Second, there must be a commitment to the process by the disputing States. Lip service is not enough. Mediators cannot succeed when one of the parties refuses to appoint representatives, to appear for meetings, or to cooperate with the mediator’s fact-finding efforts.
Third, there must be accountability, and consequences. Participating States must be made aware that they will be held accountable for their non-participation in the process, and that there will be meaningful consequences if they fail to act in good faith.
Fourth, there must be a time limit. Otherwise, mediation can be dragged out for years – six in our case – without meaningful progress being achieved. Mediators do not easily admit failure. A cynical party may exploit the cover that mediation provides to extend, rather than expedite, the settlement process, and to avoid, rather than contribute to, an amicable resolution. Time limits address both of these problems.
Fifth, it should be understood from the outset that there will be recourse to another of the settlement procedures listed in Article 33 of the Charter in the event mediation fails. Mediation will have a better chance of success if the parties understand that the consequence of failure is not continued stalemate, but arbitration or litigation. The fundamental objective is not mediation for mediation’s sake, but settlement of the dispute. If mediation fails, settlement must be pursued by another peaceful means.
In this regard, we call attention to the Secretary-General’s decision, in January 2018, that, following the failure of the good offices process – a form of mediation – to resolve the controversy between Guyana and Venezuela, it must be resolved by judicial settlement at the International Court of Justice. This assures a final and binding – and peaceful – settlement of the dispute.
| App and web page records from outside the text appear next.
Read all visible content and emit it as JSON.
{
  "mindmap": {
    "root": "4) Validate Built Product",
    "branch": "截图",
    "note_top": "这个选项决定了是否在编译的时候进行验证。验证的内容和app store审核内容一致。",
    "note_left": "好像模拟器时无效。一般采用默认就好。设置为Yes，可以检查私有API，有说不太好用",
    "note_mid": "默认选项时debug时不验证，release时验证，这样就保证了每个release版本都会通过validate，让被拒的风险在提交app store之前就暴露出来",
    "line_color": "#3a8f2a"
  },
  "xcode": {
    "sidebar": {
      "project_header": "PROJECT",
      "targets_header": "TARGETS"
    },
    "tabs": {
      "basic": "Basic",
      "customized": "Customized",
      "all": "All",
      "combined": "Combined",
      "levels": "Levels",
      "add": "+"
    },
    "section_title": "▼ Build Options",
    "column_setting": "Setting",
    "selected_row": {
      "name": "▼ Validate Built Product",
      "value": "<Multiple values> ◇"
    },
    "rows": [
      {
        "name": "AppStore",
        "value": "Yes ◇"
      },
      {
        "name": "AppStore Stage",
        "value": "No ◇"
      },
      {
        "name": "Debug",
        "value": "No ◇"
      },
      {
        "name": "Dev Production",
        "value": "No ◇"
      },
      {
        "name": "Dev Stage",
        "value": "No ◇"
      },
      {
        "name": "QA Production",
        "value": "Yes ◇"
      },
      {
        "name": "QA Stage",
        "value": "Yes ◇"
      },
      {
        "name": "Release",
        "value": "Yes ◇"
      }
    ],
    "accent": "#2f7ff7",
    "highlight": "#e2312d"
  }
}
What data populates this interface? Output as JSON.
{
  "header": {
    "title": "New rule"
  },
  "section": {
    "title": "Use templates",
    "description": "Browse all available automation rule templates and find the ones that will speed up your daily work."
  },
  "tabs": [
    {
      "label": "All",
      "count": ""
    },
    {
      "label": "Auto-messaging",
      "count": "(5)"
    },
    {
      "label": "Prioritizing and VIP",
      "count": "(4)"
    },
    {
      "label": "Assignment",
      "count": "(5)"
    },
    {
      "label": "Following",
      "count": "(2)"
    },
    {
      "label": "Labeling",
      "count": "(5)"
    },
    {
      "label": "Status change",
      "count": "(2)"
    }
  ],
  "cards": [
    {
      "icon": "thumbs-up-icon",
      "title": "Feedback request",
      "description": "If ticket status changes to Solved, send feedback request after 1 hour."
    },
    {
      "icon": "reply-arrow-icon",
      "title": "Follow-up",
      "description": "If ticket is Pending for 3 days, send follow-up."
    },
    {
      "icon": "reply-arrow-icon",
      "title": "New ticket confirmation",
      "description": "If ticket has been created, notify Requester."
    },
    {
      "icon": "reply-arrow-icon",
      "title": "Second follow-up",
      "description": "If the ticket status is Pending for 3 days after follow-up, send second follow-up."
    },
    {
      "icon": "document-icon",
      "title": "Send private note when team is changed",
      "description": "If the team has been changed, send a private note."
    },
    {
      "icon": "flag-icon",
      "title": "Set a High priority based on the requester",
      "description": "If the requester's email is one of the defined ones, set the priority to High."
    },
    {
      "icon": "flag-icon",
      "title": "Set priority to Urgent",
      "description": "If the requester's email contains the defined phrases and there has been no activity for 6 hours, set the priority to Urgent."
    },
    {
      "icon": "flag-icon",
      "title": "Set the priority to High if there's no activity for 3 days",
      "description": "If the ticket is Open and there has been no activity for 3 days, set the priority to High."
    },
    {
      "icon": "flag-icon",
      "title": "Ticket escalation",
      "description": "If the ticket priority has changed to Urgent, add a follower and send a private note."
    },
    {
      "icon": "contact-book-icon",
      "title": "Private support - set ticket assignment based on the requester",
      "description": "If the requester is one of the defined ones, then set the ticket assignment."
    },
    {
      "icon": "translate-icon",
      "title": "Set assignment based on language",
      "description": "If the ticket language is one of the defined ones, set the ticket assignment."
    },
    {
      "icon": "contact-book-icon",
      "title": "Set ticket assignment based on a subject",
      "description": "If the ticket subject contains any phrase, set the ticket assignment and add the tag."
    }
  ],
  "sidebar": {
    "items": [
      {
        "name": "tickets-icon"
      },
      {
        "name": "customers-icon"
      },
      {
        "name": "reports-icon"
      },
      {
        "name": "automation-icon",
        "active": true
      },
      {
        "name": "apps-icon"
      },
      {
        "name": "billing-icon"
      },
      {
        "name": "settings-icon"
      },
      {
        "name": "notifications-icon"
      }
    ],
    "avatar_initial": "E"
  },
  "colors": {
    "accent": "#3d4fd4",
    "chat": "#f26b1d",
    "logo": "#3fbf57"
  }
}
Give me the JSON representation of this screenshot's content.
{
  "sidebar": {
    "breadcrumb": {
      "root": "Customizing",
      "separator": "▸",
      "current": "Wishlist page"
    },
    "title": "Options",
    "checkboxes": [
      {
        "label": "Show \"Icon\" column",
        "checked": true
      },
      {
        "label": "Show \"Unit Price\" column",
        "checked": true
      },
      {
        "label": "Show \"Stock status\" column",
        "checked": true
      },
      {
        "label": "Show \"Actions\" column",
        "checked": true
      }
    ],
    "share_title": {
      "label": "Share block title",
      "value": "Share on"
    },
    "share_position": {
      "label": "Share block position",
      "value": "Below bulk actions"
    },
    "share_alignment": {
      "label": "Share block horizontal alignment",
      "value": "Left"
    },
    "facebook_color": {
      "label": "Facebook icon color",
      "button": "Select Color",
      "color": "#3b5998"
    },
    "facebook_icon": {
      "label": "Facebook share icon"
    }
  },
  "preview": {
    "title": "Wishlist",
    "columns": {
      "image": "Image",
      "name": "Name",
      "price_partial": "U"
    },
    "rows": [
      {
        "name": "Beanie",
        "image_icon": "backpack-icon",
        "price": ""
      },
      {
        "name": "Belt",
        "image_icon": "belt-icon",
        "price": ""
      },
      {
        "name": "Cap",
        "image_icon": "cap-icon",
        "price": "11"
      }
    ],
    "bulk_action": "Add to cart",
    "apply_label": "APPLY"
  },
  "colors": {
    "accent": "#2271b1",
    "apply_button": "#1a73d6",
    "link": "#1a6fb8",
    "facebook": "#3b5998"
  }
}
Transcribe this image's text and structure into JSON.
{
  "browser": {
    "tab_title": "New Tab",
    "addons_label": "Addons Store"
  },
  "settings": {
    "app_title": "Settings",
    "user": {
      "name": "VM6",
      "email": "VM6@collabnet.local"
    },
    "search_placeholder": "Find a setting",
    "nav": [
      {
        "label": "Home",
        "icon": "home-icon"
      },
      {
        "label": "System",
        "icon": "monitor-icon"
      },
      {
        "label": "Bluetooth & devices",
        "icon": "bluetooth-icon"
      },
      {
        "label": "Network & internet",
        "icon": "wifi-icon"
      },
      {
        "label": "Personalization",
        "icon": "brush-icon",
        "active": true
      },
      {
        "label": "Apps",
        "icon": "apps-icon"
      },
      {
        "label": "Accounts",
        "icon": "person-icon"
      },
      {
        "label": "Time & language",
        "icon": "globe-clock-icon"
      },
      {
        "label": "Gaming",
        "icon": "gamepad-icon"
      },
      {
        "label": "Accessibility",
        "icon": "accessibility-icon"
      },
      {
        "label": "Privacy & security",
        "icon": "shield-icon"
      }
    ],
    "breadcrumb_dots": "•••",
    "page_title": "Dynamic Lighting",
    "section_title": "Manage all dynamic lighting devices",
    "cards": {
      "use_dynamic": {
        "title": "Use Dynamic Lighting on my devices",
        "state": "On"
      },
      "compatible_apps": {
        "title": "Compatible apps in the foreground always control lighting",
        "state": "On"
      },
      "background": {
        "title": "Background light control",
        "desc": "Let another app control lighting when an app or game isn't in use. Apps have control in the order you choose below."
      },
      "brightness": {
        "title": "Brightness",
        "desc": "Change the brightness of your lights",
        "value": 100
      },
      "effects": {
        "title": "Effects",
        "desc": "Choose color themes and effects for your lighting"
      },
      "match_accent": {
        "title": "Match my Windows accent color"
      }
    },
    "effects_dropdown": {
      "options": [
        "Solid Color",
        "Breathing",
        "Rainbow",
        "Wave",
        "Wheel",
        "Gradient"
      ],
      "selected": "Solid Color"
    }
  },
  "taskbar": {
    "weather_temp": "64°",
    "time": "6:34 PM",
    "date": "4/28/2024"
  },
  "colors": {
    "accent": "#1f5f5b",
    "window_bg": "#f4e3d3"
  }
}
Another noteworthy precedent is the mediation between Guatemala and Belize conducted by the Secretary-General of the Organization of American States. The agreement that was produced as a result of that process provided that, if the parties were not able to settle their longstanding territorial dispute, they would submit it for resolution by the International Court of Justice. Djibouti understands that both States are now in the process of fulfilling their respective constitutional requirements so that the matter can be resolved by the Court.
To the same end, Djibouti has proposed that the Secretary-General, with the support of the Council, and potentially the High-Level Board, undertake a new, time-limited mediation effort to achieve a final settlement between Djibouti and Eritrea, with the proviso that, if an agreement proves impossible to reach, the dispute will be submitted to binding arbitration or the ICJ.
Mr. President, Djibouti joins you, and all the members of the Council, in support of the peaceful settlement of disputes, in accordance with international law, via the means set out in Article 33. Mediation is one of those means, and, as such, it merits our encouragement. As do arbitration and judicial settlement, when mediation is unavailable or unavailing.
Thank you, Mr. President.